USGBC NCR Women in Green Session 3: Building Leadership
#4wrd #USGBC #womeningreen
USGBC National Capital Region’s volunteer Women in Green Committee closed out their 2019 Culture of Courage series with a high tea and panel discussion on Building Leadership. Other sessions explored topics of Speaking Up and Authenticity, Solidarity, & Diversity. This series of events featured dynamic keynote speakers, thought-provoking conversations, and provided ample opportunity to network with professionals from diverse backgrounds. Linda Tobin, Nan Schramm, and I had the opportunity to attend this amazing event.
All the volunteers for the Green Committee along with Nan Schramm, the co-chair of the committee, were asked to participate in a teapot centerpiece challenge, with an emphasis on sustainability. The event icebreaker asked attendees to brain-storm ideas to arrive at LEED points for the teapots. The discussions were lively, refreshing, and brought in a bit of comic relief. There were LEED points for Indoor Air Quality (aroma of tea), Innovative technology (Steam-driven motors) along with Hot Tea Toddy (Thermal comfort)!
The diverse panel of women leaders included Leslie Cruz (CEO) from STEMconnector, Andrea Gourdine (Senior Development Manager) from Douglas Development, and Kim Pexton from JBG Smith. The Women in Green committee has been striving to make this a broader conversation, and not limiting it to only the construction industry. Panelists included developers who prioritize a community enrichment, and those promoting a STEM strong workforce. These speakers were pioneers in their chosen fields and this event showcased a refreshing self-moderated dialogue between themselves and the audience. They quizzed one another, goaded, and collaborated to bring forth an infused brew of knowledge, passion, and perseverance.
THE VALUE OF MENTORS
Andrea Gourdine related her story of calling the company which was developing a land parcel next to her residence and asking for a job, because she was passionate about its future development. She followed people’s advice when they asked her to go to business school. Her mantra was “Listen, do your research, and put a plan into action.” She emphasized doing what you love and capitalizing on one’s strengths.
Leslie Cruz joked about being mentor-less, in the literal sense. Her strength and resolve had stemmed from a tight network of friends, fellow moms, and her family.
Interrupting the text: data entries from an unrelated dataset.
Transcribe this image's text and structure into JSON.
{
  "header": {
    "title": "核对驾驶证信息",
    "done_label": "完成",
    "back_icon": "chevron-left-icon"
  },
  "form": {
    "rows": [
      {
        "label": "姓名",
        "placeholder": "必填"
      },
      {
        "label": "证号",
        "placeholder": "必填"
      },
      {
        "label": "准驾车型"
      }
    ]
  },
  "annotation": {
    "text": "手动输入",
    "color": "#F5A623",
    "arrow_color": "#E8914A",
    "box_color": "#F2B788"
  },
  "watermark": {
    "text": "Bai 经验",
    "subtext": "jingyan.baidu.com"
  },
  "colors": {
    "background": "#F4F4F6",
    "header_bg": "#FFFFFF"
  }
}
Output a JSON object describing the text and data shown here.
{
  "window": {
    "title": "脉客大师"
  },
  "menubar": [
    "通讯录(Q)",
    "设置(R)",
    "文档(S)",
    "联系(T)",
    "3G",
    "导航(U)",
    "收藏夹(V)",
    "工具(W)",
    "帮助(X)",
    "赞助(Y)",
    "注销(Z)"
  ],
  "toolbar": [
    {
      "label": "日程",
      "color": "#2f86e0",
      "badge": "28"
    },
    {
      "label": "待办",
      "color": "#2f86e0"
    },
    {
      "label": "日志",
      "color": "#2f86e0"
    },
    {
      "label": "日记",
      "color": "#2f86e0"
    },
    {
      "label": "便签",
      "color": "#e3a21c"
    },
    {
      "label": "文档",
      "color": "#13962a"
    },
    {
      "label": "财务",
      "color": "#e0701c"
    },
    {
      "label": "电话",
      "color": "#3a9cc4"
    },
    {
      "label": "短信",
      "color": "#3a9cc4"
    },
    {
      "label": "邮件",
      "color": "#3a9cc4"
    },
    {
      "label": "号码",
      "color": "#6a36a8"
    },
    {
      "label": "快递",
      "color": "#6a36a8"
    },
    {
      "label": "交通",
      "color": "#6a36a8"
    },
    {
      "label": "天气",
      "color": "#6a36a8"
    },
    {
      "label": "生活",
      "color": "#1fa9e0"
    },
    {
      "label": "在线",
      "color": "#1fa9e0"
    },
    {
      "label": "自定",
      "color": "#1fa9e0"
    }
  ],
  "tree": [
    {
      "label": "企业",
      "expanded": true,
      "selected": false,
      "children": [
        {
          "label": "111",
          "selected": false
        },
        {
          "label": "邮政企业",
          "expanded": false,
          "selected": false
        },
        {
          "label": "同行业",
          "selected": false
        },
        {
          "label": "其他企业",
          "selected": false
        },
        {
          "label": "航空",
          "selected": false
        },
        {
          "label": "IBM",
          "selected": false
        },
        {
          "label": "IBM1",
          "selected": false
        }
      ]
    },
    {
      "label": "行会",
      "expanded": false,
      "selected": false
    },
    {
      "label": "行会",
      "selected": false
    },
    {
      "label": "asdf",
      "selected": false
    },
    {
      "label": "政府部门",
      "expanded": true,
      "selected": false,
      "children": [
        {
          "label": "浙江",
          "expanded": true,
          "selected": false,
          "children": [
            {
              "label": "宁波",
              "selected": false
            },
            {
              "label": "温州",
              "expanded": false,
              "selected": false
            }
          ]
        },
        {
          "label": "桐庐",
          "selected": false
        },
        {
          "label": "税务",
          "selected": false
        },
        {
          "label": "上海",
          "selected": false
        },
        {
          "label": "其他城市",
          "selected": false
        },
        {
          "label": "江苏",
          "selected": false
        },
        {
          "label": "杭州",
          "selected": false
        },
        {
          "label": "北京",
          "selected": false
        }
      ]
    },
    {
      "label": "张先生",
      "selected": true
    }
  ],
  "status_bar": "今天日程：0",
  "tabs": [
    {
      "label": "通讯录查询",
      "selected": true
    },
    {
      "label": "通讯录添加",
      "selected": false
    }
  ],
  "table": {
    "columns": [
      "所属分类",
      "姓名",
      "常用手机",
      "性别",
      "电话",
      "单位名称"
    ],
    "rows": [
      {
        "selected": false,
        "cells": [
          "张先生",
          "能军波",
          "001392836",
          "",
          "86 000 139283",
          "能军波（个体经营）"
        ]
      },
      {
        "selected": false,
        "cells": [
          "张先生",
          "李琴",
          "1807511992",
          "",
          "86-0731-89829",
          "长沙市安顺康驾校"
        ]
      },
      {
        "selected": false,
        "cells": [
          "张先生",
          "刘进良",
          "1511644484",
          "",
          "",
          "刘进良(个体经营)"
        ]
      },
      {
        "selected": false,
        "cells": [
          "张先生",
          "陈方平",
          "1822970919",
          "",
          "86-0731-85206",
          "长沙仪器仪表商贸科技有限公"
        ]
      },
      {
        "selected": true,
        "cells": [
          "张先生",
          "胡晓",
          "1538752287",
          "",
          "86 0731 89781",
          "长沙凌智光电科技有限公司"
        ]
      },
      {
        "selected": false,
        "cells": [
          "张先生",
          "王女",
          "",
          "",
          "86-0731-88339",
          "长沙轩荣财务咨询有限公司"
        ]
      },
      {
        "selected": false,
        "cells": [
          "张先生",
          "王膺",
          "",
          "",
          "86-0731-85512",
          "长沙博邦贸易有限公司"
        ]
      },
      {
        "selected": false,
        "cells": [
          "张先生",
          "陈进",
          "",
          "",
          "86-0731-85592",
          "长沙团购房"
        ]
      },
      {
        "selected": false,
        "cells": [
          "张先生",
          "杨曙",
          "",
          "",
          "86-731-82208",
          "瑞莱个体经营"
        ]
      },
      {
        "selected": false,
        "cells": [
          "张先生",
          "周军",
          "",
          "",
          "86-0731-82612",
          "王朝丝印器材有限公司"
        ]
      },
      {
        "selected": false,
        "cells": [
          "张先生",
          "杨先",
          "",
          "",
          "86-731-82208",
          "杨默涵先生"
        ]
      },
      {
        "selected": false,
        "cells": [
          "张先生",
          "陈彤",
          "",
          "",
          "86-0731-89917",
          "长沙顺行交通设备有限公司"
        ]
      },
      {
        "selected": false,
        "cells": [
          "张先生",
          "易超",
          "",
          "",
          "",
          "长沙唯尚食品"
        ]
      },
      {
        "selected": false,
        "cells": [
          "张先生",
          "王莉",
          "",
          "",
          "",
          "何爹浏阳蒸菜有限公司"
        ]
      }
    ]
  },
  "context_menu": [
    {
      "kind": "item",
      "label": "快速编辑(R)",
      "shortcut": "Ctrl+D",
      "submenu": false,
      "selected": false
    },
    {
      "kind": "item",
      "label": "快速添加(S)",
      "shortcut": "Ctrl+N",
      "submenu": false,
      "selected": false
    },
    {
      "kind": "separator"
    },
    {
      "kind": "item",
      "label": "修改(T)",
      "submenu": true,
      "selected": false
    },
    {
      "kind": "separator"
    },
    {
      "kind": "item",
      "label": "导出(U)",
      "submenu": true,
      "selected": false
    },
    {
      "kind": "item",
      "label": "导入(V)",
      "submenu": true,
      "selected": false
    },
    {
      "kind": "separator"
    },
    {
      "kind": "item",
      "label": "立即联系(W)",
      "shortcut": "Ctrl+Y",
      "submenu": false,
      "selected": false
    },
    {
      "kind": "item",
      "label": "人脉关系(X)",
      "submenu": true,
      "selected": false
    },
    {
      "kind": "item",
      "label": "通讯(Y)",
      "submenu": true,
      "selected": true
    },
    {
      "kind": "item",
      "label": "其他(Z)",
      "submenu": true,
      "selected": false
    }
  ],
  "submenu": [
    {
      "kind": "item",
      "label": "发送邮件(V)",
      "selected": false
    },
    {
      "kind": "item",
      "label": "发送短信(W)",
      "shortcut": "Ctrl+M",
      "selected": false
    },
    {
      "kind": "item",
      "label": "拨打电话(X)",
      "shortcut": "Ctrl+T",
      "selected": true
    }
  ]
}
These were her hidden mentors, who had seen her through her ups and downs. “Being around the right people and giving yourself and others opportunities is essential,” she added.
Kim Pexton believes being a mentor or a mentee should be an organic process. Conversing with people, getting advice, and acting as a mentor to those around you, including family, ensures values are carried from generation to generation.
THE RIGHT TO BE IN A ROOM/TO HAVE A SEAT AT THE TABLE
“Don’t wait for an invitation. Go into the room knowing you belong there.” Being present at the table and serving as a role model to the people at the table are leadership qualities. It is imperative to be present in a discussion, to listen and collaborate, and be part of the conversation.
The Panelists related making many mistakes and taking the title without the rightful pay. Making leadership take note of one’s growth and contribution are an imperative to take the first step. A person who believes in their worth will negotiate for a better compensation. The fine art of negotiation showcases an individual’s character and intellectual curiosity, which is essential to a company’s success and growth. Being confident and knowing that you deserve the pay, and the title, is important to one’s growth.
BARRIERS TO BEING A FEMALE LEADER
There are many barriers that we place in front of ourselves, they are not always someone else’s doing. If we see a barrier ahead, we can try to envision it in a different light and get creative. Asking for help and trusting the team that is around you will help you achieve.
Jane Smith, who runs her own practice in New York and was part of the audience, added that as designers we tend to put money and compensation on the backburner. Without compensation, it would be hard to sustain our practice and eventually we would have no room to exercise our creativity.
Our place in society and workplace is so intrinsically molded to our individual awareness and sense of worth, that it becomes an essential part of our everyday discussions. It was exhilarating to see so many leaders and members of the community come together and take part in these events.
To grow, evolve, and engage more people in these conversations is what E4H envisions to achieve as its work culture. To have the freedom to explore and continuously learn ensures a healthy workplace and a progressive movement towards a more meaningful collaboration.